Lest the reader be led astray, I’m not seeing the Yoshiwara through rose-tinted glasses when referring to it as “Edo’s cultural center”: by today’s standards it would (and probably should) be called an abomination. Judging it through modern standards though would make us guilty of presentism -phenomena must be evaluated according to the standards of the age that created them and by those standards the function of Yoshiwara was another great Edo subversion, especially considering that the coexistence of those who crossed the threshold of the Great Gate wasn’t just because they were all guided by the same sexual desire. In Yoshiwara the samurai from Aomori would learn about the Kabuki from the Kuramae rice-merchant and would reciprocate with accounts of clashes with bandits while they would both marvel at the stories recounted by the pilgrim who just returned from Ise. This exchange of information in an atmosphere wetted with alcohol, fed with the finest food and mellowed by the oiran’s songs made the people of Edo cosmopolitan without ever crossing the Sea of Japan.

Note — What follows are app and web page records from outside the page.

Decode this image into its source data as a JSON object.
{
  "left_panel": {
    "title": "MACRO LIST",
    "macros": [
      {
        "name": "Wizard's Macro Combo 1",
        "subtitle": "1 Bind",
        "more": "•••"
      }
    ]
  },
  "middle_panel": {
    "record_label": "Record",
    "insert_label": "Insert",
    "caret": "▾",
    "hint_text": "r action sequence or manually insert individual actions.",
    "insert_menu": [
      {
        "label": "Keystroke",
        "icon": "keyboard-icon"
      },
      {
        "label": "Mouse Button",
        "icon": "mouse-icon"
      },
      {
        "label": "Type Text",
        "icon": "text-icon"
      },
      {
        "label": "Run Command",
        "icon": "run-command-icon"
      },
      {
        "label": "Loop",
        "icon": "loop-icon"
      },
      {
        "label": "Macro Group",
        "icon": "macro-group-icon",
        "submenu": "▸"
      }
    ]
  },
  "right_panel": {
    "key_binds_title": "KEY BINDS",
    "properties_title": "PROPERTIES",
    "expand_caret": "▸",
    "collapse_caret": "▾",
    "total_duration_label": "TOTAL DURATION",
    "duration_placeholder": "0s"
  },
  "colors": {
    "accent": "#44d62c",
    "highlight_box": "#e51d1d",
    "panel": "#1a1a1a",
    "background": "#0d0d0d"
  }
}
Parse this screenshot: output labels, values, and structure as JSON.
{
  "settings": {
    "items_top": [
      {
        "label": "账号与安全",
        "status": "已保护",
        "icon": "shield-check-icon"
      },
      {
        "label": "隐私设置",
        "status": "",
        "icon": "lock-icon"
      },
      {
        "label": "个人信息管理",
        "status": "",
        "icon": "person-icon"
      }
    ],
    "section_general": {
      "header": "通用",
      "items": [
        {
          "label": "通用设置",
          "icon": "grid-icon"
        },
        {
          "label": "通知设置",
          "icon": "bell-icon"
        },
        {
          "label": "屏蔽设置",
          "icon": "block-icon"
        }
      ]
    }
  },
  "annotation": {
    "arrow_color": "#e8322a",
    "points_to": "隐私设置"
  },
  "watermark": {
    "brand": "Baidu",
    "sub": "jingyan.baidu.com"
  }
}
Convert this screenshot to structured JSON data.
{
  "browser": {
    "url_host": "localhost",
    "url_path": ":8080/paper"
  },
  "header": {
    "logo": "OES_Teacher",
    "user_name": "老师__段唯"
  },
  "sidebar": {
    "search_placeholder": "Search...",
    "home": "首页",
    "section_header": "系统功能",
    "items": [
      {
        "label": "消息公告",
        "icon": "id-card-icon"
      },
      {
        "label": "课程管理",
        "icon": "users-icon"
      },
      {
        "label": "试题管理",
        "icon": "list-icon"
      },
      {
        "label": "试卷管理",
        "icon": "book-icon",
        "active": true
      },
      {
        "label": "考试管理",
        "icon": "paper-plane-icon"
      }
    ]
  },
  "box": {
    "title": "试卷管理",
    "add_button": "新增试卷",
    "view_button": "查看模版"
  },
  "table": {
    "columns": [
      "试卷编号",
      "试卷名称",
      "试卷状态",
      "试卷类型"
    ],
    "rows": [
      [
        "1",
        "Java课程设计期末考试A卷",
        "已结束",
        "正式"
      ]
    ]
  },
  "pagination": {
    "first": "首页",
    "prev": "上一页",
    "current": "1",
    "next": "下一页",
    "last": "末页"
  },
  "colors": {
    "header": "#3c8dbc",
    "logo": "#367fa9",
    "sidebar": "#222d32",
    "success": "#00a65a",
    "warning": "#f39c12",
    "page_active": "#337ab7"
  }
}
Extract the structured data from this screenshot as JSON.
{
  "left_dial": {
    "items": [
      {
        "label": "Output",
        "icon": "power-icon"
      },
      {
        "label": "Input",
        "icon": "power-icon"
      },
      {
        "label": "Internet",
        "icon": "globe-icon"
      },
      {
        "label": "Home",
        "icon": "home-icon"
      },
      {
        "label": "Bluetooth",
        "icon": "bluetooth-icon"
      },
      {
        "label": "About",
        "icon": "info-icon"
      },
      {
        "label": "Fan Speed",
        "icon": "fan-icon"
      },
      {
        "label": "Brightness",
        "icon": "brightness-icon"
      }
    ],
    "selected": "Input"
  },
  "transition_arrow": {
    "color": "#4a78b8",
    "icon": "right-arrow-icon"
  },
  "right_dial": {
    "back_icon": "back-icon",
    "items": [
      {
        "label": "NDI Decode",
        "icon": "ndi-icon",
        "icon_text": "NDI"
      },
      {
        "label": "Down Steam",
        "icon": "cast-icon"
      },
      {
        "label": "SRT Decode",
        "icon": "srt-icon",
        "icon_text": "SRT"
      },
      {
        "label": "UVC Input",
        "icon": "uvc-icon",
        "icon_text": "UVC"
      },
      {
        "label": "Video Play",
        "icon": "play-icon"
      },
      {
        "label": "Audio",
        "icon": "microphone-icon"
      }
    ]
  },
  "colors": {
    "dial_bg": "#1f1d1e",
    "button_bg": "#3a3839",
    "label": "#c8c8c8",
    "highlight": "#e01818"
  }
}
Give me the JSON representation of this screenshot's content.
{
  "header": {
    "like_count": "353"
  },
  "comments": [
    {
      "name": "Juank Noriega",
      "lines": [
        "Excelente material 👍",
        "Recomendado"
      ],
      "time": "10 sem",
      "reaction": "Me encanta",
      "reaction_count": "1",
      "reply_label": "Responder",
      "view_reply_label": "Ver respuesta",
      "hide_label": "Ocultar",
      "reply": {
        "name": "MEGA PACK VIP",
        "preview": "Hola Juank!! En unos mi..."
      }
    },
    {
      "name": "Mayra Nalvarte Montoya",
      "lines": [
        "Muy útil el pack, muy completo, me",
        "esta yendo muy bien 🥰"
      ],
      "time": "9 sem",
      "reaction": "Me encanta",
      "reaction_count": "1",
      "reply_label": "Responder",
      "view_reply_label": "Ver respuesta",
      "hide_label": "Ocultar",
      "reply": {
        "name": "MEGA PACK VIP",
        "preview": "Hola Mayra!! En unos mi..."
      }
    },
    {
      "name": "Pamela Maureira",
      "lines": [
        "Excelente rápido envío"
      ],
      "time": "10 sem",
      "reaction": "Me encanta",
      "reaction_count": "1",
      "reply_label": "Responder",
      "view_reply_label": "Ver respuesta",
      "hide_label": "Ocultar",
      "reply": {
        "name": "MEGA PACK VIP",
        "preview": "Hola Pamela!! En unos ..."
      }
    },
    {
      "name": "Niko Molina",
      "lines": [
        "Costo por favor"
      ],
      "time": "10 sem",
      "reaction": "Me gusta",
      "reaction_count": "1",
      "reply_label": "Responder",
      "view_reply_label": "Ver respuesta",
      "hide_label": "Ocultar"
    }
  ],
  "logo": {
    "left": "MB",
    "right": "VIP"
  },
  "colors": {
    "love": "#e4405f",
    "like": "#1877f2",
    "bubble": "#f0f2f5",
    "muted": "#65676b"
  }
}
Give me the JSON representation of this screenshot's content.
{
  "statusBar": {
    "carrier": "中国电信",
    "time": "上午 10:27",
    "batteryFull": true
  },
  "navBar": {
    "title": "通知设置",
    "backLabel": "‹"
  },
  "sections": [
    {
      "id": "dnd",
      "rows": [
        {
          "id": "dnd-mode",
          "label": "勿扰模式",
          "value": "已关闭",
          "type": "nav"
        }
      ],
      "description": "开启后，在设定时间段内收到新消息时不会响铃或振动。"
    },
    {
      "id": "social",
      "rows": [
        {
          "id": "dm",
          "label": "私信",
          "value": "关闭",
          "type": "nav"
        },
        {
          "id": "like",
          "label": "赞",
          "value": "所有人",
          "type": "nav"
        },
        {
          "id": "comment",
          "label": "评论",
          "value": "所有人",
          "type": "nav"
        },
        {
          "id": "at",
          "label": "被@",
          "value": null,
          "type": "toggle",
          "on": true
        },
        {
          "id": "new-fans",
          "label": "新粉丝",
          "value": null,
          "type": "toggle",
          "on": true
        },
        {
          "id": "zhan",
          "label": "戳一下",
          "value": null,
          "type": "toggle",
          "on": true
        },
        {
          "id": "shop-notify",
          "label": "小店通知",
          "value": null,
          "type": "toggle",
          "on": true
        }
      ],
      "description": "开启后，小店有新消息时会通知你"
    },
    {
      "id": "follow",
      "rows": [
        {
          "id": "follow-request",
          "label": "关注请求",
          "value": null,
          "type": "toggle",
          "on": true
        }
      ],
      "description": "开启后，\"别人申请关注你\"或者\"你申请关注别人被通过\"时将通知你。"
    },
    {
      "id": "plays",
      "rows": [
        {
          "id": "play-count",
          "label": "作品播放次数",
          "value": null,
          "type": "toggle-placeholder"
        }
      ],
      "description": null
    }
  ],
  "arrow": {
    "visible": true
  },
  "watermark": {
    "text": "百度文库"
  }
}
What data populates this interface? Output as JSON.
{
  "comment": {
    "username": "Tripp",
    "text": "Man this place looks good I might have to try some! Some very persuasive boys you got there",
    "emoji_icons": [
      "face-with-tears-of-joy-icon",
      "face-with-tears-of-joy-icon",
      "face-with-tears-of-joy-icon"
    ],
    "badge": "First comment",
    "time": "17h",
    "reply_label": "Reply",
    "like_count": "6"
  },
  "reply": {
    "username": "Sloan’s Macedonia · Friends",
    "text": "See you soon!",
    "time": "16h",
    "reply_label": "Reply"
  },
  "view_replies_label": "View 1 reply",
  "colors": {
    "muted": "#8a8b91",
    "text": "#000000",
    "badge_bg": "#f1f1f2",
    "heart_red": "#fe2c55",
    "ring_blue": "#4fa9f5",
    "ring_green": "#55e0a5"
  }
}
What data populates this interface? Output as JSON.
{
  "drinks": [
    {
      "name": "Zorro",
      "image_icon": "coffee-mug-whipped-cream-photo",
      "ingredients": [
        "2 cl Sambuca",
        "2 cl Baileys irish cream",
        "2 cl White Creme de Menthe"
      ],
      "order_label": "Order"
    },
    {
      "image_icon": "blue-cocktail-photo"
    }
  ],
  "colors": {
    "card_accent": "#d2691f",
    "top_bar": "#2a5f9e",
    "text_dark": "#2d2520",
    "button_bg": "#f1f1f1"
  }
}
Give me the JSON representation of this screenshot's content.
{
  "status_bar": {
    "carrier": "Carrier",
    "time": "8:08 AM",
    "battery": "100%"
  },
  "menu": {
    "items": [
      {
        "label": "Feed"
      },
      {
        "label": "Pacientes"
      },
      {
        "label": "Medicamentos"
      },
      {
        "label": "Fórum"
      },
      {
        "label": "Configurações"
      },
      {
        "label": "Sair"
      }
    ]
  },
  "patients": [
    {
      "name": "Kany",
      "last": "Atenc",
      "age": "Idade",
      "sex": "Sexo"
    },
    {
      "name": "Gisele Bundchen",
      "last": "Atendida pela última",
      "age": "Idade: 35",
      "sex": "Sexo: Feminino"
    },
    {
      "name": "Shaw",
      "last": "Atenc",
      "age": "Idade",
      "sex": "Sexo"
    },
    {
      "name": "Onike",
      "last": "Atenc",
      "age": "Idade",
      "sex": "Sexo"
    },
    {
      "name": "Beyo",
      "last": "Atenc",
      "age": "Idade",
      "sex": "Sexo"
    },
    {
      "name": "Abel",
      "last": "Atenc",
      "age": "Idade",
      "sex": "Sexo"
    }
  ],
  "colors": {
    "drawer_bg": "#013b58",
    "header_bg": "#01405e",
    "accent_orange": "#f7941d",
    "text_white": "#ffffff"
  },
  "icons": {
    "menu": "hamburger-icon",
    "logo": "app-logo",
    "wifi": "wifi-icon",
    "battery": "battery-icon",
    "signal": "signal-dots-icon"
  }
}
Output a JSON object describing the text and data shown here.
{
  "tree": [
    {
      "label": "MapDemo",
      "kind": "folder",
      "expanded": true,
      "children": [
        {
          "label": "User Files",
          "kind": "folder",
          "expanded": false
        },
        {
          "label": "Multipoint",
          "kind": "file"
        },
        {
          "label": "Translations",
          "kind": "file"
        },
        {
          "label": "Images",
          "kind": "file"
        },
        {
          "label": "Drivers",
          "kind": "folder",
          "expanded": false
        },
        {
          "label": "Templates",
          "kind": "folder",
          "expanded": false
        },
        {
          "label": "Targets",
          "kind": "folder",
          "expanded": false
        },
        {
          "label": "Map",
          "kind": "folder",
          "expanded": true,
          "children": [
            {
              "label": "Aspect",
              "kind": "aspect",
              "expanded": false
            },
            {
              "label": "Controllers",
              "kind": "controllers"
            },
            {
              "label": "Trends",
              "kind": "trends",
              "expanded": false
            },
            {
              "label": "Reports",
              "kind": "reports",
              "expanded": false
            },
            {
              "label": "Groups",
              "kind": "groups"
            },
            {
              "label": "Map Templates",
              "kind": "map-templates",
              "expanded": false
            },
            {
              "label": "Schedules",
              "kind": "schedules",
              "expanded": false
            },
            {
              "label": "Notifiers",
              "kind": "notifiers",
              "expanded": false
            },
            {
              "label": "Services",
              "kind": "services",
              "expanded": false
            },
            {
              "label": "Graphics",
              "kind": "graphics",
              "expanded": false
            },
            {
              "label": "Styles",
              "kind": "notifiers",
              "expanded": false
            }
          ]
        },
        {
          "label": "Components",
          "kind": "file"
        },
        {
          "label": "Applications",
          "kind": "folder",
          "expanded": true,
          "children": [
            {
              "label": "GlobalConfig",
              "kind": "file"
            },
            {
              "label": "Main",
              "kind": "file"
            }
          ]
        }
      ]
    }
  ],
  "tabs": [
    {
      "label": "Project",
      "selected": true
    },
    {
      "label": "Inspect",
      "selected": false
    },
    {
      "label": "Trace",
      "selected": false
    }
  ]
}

Even the very fact of the existence of events like the enbu and the oiran parade today is a product of that melting procedure that happened during the Edo period and the rise of the townspeople and their mentality: it was then that the martial arts and the world of Yoshiwara managed to break the boundaries of the respective classes (the samurai and the entertainment non-class), enter the main stream of Japanese culture, and eventually become an important export of modern Japan to the world. By taking elements of these worlds and making them a part of their lifestyle, the chomin, the social force of the future, ascertained that they would not only live in the collective consciousness but that they would continue evolving.


It is hard to fathom in its full extent the legacy these two and a half centuries of cultural mingling left to modern Japanese society; events like the classic budo demonstration in Kameido Katori Jinja and the Oiran Dochu parade in Yoshiwara/Senzoku are just one small facet of this legacy. Many might see them as little more than festivities performed for the tightening of the communities’ ties (itself a very noble cause, of course) but for me they are something more and the proof lies in the fact that the exponents of the budo schools as well as the men and women performing the oiran parade are practicing constantly for these events, they get to study the details and the history related to what they do and immerse themselves into the way their present-day life relates to the life of their ancestors. These are not once-a-year societal calisthenics but lifelong pursuits offering a direct link to the past and preserving its essence for the future; that at the same time they offer the rest of us a pleasant way to spend an afternoon is just a fortunate consequence.

About the author

Grigoris Miliaresis has been practicing Japanese martial arts since 1986. He has dan grades in judo, aikido and iaido and has translated in Greek over 30 martial arts’ books including Jigoro Kano’s “Kodokan Judo”, Yagyu Munenori’s “The Life-Giving Sword”, Miyamoto Musashi’s “Book of Five Rings”, Takuan Shoho’s “The Unfettered Mind” and Donn Draeger’s “Martial Arts and Ways of Japan” trilogy. Since 2007 his practice has been exclusively in classic schools: Tenshin Buko-ryu Heiho under Ellis Amdur in Greece and Kent Sorensen in Japan and, since 2016, Ono-ha Itto-ryu under 17th headmaster Sasamori Takemi and 18th headmaster Yabuki Yuji.